Buffalo-Niagara International Airport, NYUpgrading cold weather stormwater treatment for high-strength glycol contamination from deicing fluid runoff.
Location: Buffalo Niagara International Airport, New York
Project Type: Airport Deicing Fluid
Completion Date: June 2008
Flow capacity increase:
4,500 m3/day (1.2 MGD)
Maximum daily loading:
4,500 kg/day cBOD5 (10,000 lbs/day)
30 mg/L cBOD5
Project Background & Challenges
As per regulatory requirements, the collection, containment and treatment of waste de-icing fluid are the responsibility of Airport management not individual carriers. In an article published in airport Improvement Magazine (July-August 2009), it was noted that Buffalo Niagara International Airport (BNIA) spent in excess of $13 million dollars over four years in an attempt to meet regulatory discharge requirements .Despite the substantial investment, the airport was not able to meet its obligations and “continued to exceed allowable levels”.
Faced with mounting operational costs and discharge limit violations, BNIA was quick to recognize the need for a cost effective solution. The challenge was to develop a management plan that incorporated either off-site or on-site treatment to handle the seasonal variation in flow and BOD concentration.
If an on-site treatment system was to be constructed, it could not pose a risk to travelers’ safety by drastically changing the environment in and around the airport. This meant excluding alternatives such as lagoons or open tanks which have the potential for attracting birds and other wildlife.
The Nexom Answer
Nexom, in collaboration with Urban Engineers, and Stantec designed a novel robust on-site treatment system that proved very cost effective in initial capital and O&M. The system can handle the high flush flow, low propylene glycol concentration of spring. During winter operations, the system is capable of handling the low flow high polypropylene concentration.
As an added advantage, the system was integrated with the stormwater management system to produce an effluent quality surpassing regulatory requirements on a year round basis.
The system comprises of vertical flow aerated gravel bed, a variation of Nexom’s SAGR. Underground storage tanks are used to store and equalize flow prior to feeding the SAGR process. Grit removal chambers between the equalization tanks and the SAGR process remove particulate matter that could otherwise adversely affect process pumps and SAGR hydraulics.
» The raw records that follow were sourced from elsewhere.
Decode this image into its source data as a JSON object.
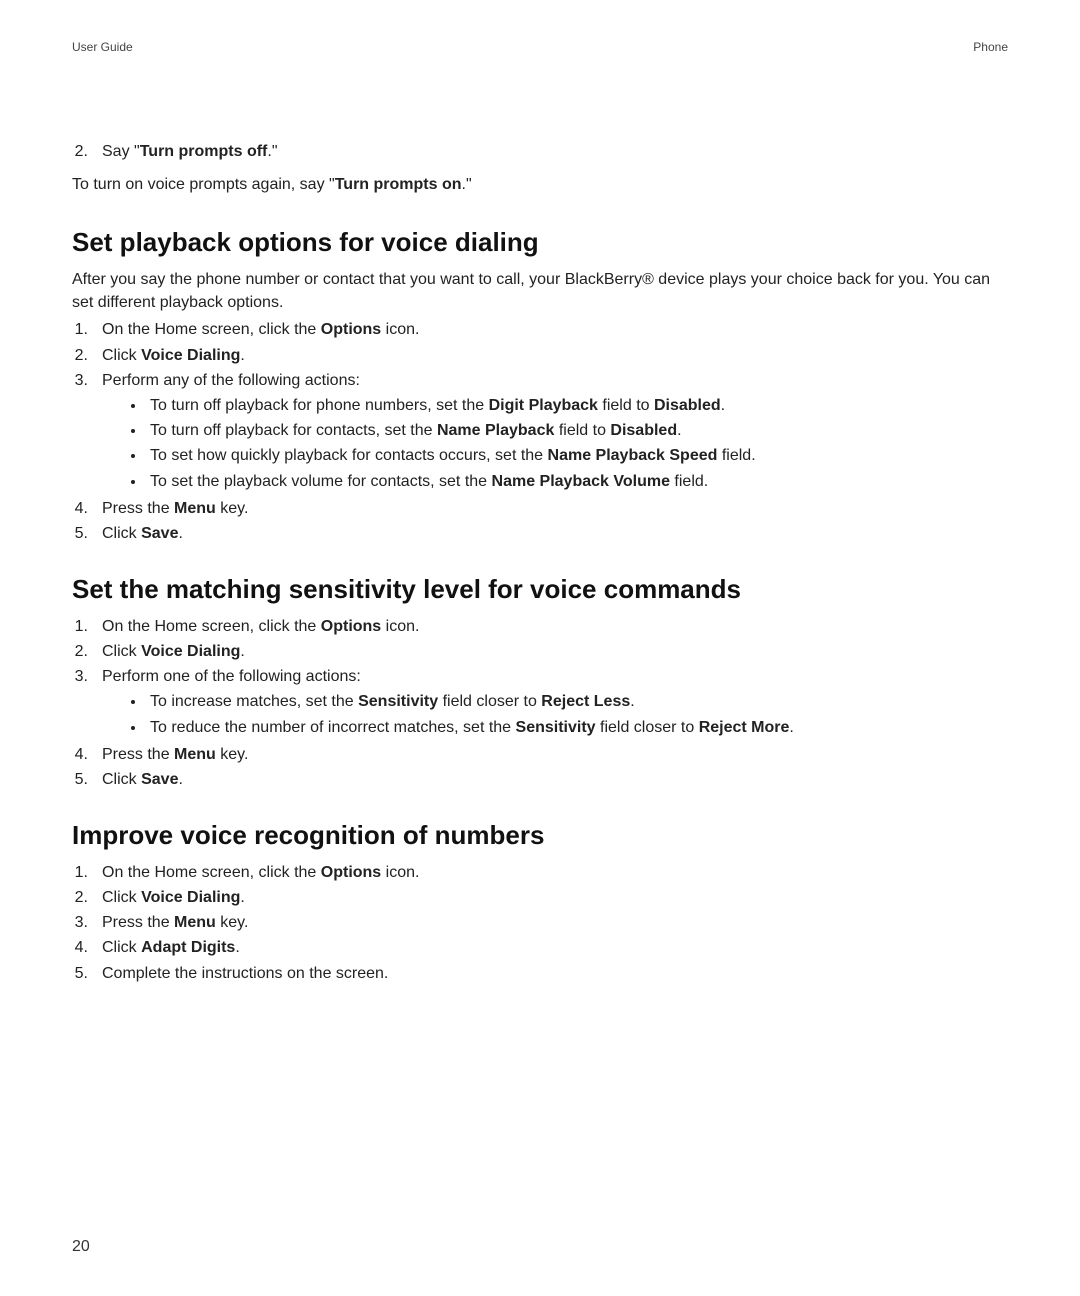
{
  "header": {
    "left": "User Guide",
    "right": "Phone"
  },
  "page_number": "20",
  "top_continuation": {
    "step2_marker": "2.",
    "step2_pre": "Say \"",
    "step2_bold": "Turn prompts off",
    "step2_post": ".\"",
    "para_pre": "To turn on voice prompts again, say \"",
    "para_bold": "Turn prompts on",
    "para_post": ".\""
  },
  "section1": {
    "title": "Set playback options for voice dialing",
    "intro": "After you say the phone number or contact that you want to call, your BlackBerry® device plays your choice back for you. You can set different playback options.",
    "s1_pre": "On the Home screen, click the ",
    "s1_bold": "Options",
    "s1_post": " icon.",
    "s2_pre": "Click ",
    "s2_bold": "Voice Dialing",
    "s2_post": ".",
    "s3": "Perform any of the following actions:",
    "b1_pre": "To turn off playback for phone numbers, set the ",
    "b1_bold1": "Digit Playback",
    "b1_mid": " field to ",
    "b1_bold2": "Disabled",
    "b1_post": ".",
    "b2_pre": "To turn off playback for contacts, set the ",
    "b2_bold1": "Name Playback",
    "b2_mid": " field to ",
    "b2_bold2": "Disabled",
    "b2_post": ".",
    "b3_pre": "To set how quickly playback for contacts occurs, set the ",
    "b3_bold": "Name Playback Speed",
    "b3_post": " field.",
    "b4_pre": "To set the playback volume for contacts, set the ",
    "b4_bold": "Name Playback Volume",
    "b4_post": " field.",
    "s4_pre": "Press the ",
    "s4_bold": "Menu",
    "s4_post": " key.",
    "s5_pre": "Click ",
    "s5_bold": "Save",
    "s5_post": "."
  },
  "section2": {
    "title": "Set the matching sensitivity level for voice commands",
    "s1_pre": "On the Home screen, click the ",
    "s1_bold": "Options",
    "s1_post": " icon.",
    "s2_pre": "Click ",
    "s2_bold": "Voice Dialing",
    "s2_post": ".",
    "s3": "Perform one of the following actions:",
    "b1_pre": "To increase matches, set the ",
    "b1_bold1": "Sensitivity",
    "b1_mid": " field closer to ",
    "b1_bold2": "Reject Less",
    "b1_post": ".",
    "b2_pre": "To reduce the number of incorrect matches, set the ",
    "b2_bold1": "Sensitivity",
    "b2_mid": " field closer to ",
    "b2_bold2": "Reject More",
    "b2_post": ".",
    "s4_pre": "Press the ",
    "s4_bold": "Menu",
    "s4_post": " key.",
    "s5_pre": "Click ",
    "s5_bold": "Save",
    "s5_post": "."
  },
  "section3": {
    "title": "Improve voice recognition of numbers",
    "s1_pre": "On the Home screen, click the ",
    "s1_bold": "Options",
    "s1_post": " icon.",
    "s2_pre": "Click ",
    "s2_bold": "Voice Dialing",
    "s2_post": ".",
    "s3_pre": "Press the ",
    "s3_bold": "Menu",
    "s3_post": " key.",
    "s4_pre": "Click ",
    "s4_bold": "Adapt Digits",
    "s4_post": ".",
    "s5": "Complete the instructions on the screen."
  },
  "markers": {
    "n1": "1.",
    "n2": "2.",
    "n3": "3.",
    "n4": "4.",
    "n5": "5."
  }
}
The gravel bed provides required surface area for BOD reducing heterotrophic bacteria to attach and grow. Air introduced through Nexom’s FBA® LINEAR aeration system provides a minimum of 2 mg/L disolved oxygen throughout the bed. The design and operation of the system is loading dependent as opposed to hydraulically limited. As a result, the process can handle a high flow at low BOD concentration (up to 1.2 MGD), a condition typically seen during spring thaw and summer operation, or the process can treat high influent BOD5 (>1000 mg/L) at low throughput to an effluent quality of 30 mg/L BOD5.
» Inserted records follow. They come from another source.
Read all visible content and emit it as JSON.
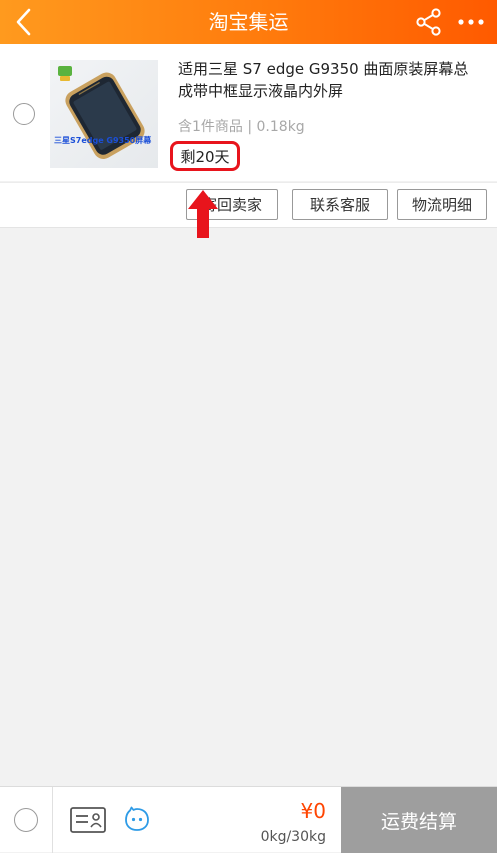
{
  "header": {
    "title": "淘宝集运",
    "gradient": [
      "#ff9a1e",
      "#ff5a00"
    ]
  },
  "item": {
    "title": "适用三星 S7 edge G9350 曲面原装屏幕总成带中框显示液晶内外屏",
    "meta": "含1件商品 | 0.18kg",
    "remaining": "剩20天",
    "thumbnail_caption": "三星S7edge G9350屏幕",
    "thumbnail_icon": "phone-product-image"
  },
  "actions": {
    "return_label": "寄回卖家",
    "service_label": "联系客服",
    "logistics_label": "物流明细"
  },
  "annotation": {
    "color": "#e8141c",
    "arrow_icon": "red-up-arrow-icon"
  },
  "footer": {
    "price": "¥0",
    "weight": "0kg/30kg",
    "checkout_label": "运费结算",
    "icons": [
      "id-card-icon",
      "smiley-face-icon"
    ],
    "price_color": "#ff4400"
  }
}
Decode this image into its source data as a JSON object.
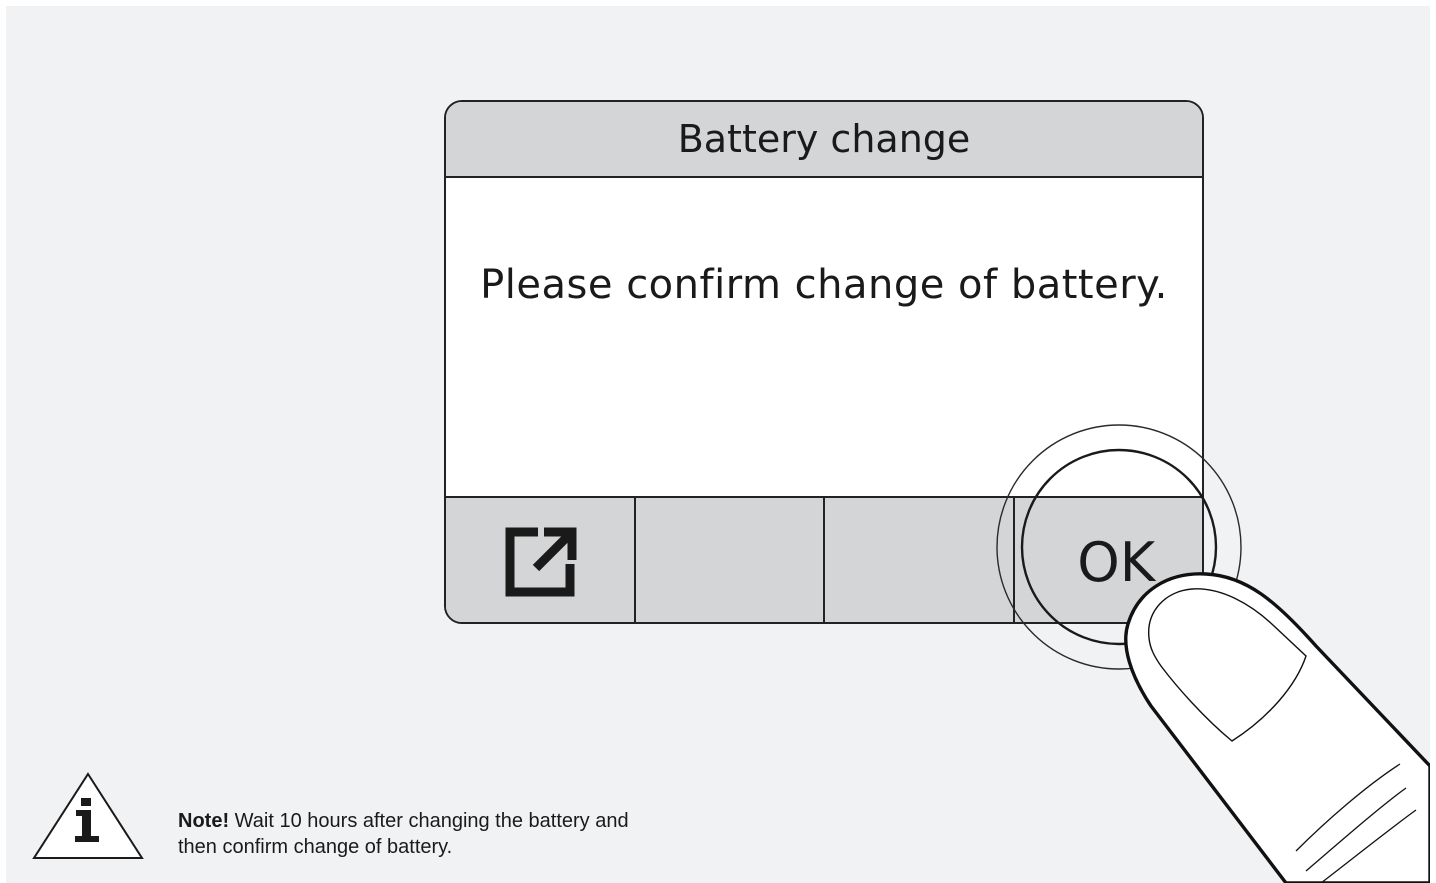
{
  "dialog": {
    "title": "Battery change",
    "message": "Please confirm change of battery."
  },
  "softkeys": [
    {
      "icon": "external-link-icon",
      "label": ""
    },
    {
      "icon": "",
      "label": ""
    },
    {
      "icon": "",
      "label": ""
    },
    {
      "icon": "",
      "label": "OK"
    }
  ],
  "note": {
    "bold": "Note!",
    "text": " Wait 10 hours after changing the battery and",
    "text2": "then confirm change of battery."
  },
  "colors": {
    "background": "#f1f2f4",
    "panel": "#d4d5d7",
    "outline": "#222222"
  }
}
The bed is sized to ensure a balance between biomass accumulation and degradation. As a result, chances of long term fouling that would result in diminished hydraulic conductivity are minimized. Performance data of the vertical flow SAGR is as seen in the chart.
Upgraded System Performance
The data plotted in the chart shows performance of the BNIA treatment system over the course of approximately six (6) months. The loading to the system is highest during the coldest of the winter months (i.e. December – March), which is to be expected. Of interest though is the fact that loading during the remaining months is fairly low. Despite fact that bacteria are essentially starved for a better part of year, a vibrant and active biomass is maintained within the system to treat peak loading to 95%+ removal. The extent of biomass reduction in the summer is due to insufficient food supply and predation.
The SAGR is not just a simple, effective post-lagoon nitrification system, it can also bring that same efficiency and simplicity to airports looking to treat the BOD-rich aircraft deicing fluid.